In honor of the artist who had exhibited both finesse and avant-garde art form in his tenure as a painter of the Early Renaissance, I decided to recreate the Crucifixion of Rimini in a 3d Lasered Crystal. I chose the Crucifixion of Rimini because it represents good and evil. The good is represented by Jesus Christ, who gave His life for the sins and evils of the world. The evil represented the cross; representing the sins Jesus Christ had to bear in His back throughout His journey from Jerusalem to Golgotha. In entirety, the Crucifixion is the constant reminder of what the Son of God did for us. It is also the representation that while man is not perfect and capable of sin, the cross is a medium or a moral compass to lead us away from temptation and choose what is right. I decided to forgo the recreation process of 2D and select 3D for the Crucifixion as I believe 3D would fit Giotto’s preference to make his artwork different from his predecessors. I also believe that Giotto himself would have loved to create his works in 3D if he still lives today. My choice was also influenced by a crystal piece with the Last Supper as its 3D image. I felt myself wonder in awe as I felt the artwork gain new life, making me remember Giotto’s works. I also remembered that Giotto’s artwork is said to enable readers to see angels and his subjects reading out to the viewer.

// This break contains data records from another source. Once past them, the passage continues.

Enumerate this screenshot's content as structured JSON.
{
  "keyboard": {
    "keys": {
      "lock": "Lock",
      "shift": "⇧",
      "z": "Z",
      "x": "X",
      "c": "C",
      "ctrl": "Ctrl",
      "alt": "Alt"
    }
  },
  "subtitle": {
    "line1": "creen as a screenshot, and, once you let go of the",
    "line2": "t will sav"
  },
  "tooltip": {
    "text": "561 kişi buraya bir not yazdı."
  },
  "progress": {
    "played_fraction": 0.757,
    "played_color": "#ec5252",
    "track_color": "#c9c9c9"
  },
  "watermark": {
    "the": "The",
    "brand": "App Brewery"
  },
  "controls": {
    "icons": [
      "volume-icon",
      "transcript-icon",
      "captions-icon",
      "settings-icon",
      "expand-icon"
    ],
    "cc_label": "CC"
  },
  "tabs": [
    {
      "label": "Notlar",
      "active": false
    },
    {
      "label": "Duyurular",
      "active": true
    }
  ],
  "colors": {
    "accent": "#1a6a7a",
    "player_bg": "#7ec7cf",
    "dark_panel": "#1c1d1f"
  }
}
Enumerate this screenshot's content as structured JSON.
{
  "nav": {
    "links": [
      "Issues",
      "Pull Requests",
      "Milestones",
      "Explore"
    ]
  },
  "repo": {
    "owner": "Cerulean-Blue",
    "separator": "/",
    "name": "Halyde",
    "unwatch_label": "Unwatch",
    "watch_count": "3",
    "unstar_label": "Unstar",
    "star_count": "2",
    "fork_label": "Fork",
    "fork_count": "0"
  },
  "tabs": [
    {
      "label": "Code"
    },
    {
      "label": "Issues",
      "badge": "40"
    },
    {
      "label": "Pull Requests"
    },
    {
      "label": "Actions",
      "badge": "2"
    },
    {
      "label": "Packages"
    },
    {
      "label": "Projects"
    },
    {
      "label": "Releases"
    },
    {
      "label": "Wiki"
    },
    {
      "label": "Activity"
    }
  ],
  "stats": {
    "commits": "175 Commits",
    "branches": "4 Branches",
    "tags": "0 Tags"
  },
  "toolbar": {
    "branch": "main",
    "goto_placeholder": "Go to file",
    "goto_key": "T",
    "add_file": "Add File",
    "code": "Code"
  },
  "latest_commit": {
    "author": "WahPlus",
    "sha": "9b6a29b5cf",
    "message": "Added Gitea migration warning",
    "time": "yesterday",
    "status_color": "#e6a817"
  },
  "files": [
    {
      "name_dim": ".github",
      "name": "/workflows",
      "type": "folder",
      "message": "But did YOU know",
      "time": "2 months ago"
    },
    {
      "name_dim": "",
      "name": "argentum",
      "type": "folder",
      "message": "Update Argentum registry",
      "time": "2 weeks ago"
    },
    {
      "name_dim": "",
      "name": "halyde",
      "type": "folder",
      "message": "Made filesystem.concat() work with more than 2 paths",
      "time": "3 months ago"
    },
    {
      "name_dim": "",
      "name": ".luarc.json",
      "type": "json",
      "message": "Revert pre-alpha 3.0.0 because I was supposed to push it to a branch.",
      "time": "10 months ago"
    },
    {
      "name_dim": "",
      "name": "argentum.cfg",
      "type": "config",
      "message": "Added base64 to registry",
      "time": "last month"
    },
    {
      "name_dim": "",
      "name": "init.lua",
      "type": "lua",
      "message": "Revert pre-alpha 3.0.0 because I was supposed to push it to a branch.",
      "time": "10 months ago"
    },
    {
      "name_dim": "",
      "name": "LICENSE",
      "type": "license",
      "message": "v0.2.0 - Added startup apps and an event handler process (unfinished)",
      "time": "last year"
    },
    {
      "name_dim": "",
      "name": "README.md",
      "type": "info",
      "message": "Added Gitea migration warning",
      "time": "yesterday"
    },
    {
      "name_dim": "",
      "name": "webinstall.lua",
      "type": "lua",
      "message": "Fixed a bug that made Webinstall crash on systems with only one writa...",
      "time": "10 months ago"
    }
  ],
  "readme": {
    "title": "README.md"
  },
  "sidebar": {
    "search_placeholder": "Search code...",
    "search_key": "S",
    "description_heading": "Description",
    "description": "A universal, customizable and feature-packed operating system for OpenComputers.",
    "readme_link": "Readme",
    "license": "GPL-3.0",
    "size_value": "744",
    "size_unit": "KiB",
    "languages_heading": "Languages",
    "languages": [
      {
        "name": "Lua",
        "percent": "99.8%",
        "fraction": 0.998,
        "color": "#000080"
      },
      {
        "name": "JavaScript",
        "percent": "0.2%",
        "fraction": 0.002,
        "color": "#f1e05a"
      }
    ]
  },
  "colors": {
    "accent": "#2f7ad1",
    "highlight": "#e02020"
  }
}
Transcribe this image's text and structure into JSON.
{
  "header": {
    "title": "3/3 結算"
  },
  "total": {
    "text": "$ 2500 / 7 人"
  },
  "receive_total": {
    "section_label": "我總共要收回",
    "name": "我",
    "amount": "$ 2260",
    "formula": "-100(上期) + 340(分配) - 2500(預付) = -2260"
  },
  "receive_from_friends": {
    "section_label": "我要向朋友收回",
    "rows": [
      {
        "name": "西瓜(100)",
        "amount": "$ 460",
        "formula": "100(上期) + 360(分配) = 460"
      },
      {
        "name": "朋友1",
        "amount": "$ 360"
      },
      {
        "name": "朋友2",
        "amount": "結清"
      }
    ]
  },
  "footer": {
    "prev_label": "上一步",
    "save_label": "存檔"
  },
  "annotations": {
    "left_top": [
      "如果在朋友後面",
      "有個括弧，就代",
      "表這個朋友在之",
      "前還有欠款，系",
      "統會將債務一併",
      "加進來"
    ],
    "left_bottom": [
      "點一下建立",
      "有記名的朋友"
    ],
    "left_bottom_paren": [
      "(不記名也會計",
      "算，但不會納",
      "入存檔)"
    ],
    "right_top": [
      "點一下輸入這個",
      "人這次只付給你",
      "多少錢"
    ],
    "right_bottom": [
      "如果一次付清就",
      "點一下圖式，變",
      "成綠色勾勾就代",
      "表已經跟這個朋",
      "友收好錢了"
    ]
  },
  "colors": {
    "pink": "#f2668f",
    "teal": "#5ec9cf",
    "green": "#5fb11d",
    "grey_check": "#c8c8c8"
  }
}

Recreating the Crucifixion to 3D crystal is not an easy feat which is why I first began researching on how it can be done. I discovered the processes used to create the crystals and software needed for the laser task. The software presents the base in three dimensional formats, enabling the user to select the thickness of the crystal and the etching, and how to program the image to be etched to the crystal. Once the image is programmed to the software, the software then guides the high quality green laser to etch the image into the optically solid crystal. After a few minutes, the image is located inside the solid crystal and can be seen in 3D as programmed in the software. With the end product at hand, I thought Giotto would find himself in awe if he had the chance to create crystals such as this for his art. He would wonder “How could something so beautiful be created through a simple light guided by computer software?” The image itself also makes any viewer stop and think. Some of the ideas that crossed my mind upon gazing the end product of my work is the fact the Crucifix, and Jesus Christ showcases how much we humans have advanced, and how God now sees how much we have indeed changed. While I could speculate God’s reaction over the creation of His children despite the challenges He throws upon us, one cannot know for certain until that time comes. I plan to keep the crystal with the Crucifixion of Rimini because it has a significant meaning to me and probably, to the people who would see it. The entire process gave me the opportunity to learn about myself and the life of the artist I have selected to understand, namely Giotto di Bondone.
Chilvers, Ian. The Oxford Dictionary of Art. Oxford: Oxford University Press, 2004. Print.
Hartt, Frederick and David Wilkins. History of Italian Renaissance Art. Upper Saddle River: Prentice Hall, 2010. Print.
Kleiner, Fred. Gardner's Art Through the Ages: A Global History, Enhanced. Boston: Wadsworth, 2011. Print.
Ruud, Jay. Critical Companion to Dante. New York: Infobase Publishing, 2009. Print.